I am a statistical geneticist with wide ranging interests but am particularly interested in statistical methods development that ultimately facilitates predicting phenotype from genotype. Predicting phenotypes from genotypes is a central goal of personalized medicine, and if done accurately would have major benefits for human health. Increasingly, whole genome sequencing is used to identify pathogenic and hence clinically relevant mutations for patients with Mendelian diseases. However, assessment of risk among individuals without high impact variants, or in the presence of an incompletely penetrant variant, is lacking. Heritability studies suggest common variants contribute substantially to many rare and common diseases with large public health costs, and simulation studies suggest that large genome-wide association studies and polygenic scores may enable sufficiently discriminatory predictors to change standards of care to predict and prevent disease. However, there are a number of hurdles which must be overcome to make this vision a reality, which I seek to work on in my research

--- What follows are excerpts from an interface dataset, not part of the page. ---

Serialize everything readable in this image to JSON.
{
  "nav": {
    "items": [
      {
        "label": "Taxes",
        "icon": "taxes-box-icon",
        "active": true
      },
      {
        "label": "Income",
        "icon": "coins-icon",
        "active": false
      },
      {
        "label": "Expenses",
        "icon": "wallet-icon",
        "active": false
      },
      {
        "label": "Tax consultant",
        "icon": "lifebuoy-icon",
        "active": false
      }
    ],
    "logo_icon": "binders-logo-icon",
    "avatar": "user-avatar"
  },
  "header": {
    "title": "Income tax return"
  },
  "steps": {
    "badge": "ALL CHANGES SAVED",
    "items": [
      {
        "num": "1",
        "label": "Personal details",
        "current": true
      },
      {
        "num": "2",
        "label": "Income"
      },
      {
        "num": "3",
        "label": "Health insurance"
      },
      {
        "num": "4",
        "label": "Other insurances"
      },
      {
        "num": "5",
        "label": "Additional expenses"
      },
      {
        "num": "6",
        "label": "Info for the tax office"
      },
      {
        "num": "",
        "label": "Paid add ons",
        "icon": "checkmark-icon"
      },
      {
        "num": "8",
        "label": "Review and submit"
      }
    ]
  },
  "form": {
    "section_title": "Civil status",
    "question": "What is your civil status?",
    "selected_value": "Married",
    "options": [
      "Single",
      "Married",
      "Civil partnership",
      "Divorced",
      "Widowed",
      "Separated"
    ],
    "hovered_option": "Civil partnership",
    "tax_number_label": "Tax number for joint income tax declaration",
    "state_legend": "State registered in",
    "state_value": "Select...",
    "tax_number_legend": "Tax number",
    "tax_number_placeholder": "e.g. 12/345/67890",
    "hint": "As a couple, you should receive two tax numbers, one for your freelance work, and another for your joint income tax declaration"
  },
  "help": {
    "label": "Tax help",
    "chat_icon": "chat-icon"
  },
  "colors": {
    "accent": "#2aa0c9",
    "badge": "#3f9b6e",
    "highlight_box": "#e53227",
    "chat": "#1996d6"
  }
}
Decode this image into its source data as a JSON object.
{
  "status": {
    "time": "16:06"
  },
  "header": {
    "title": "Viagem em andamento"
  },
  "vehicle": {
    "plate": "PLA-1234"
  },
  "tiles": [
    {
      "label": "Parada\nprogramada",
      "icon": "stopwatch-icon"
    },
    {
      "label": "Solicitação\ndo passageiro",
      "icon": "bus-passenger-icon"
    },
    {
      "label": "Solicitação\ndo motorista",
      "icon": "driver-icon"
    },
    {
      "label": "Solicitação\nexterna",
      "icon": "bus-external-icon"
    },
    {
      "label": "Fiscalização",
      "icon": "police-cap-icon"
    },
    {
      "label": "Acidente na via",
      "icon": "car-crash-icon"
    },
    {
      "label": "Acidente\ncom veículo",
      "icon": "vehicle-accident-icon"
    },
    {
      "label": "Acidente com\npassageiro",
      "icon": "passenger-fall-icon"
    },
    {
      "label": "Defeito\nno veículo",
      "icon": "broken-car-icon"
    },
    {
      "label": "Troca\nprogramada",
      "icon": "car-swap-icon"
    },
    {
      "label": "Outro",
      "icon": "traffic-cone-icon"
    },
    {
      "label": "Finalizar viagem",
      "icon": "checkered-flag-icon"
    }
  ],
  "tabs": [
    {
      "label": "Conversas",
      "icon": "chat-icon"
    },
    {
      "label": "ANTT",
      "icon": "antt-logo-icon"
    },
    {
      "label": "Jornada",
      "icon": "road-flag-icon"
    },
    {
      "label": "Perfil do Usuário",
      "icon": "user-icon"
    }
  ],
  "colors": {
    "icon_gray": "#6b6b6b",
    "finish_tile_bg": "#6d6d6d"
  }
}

I received my DPhil in Genomic Medicine and Statistics at the University of Oxford in 2016. Afterwards, I worked for a year and a half at Genomics plc, and after that, as a research fellow at the Hospital for Sick Children in Toronto, Canada. Before coming to Oxford for the DPhil, I completed a Master’s Degree in Mathematics and Statistics, and worked for two years as a statistical genetic analyst, both at the University of Ottawa Heart Institute. Each of these research and work experiences has been primarily in statistical genetics.
Haplotype tagging reveals parallel formation of hybrid races in two butterfly species.
Meier JI. et al, (2021), Proceedings of the National Academy of Sciences of the United States of America, 118
A targeted amplicon sequencing panel to simultaneously identify mosquito species and Plasmodium presence across the entire Anopheles genus.
Makunin A. et al, (2021), Molecular ecology resources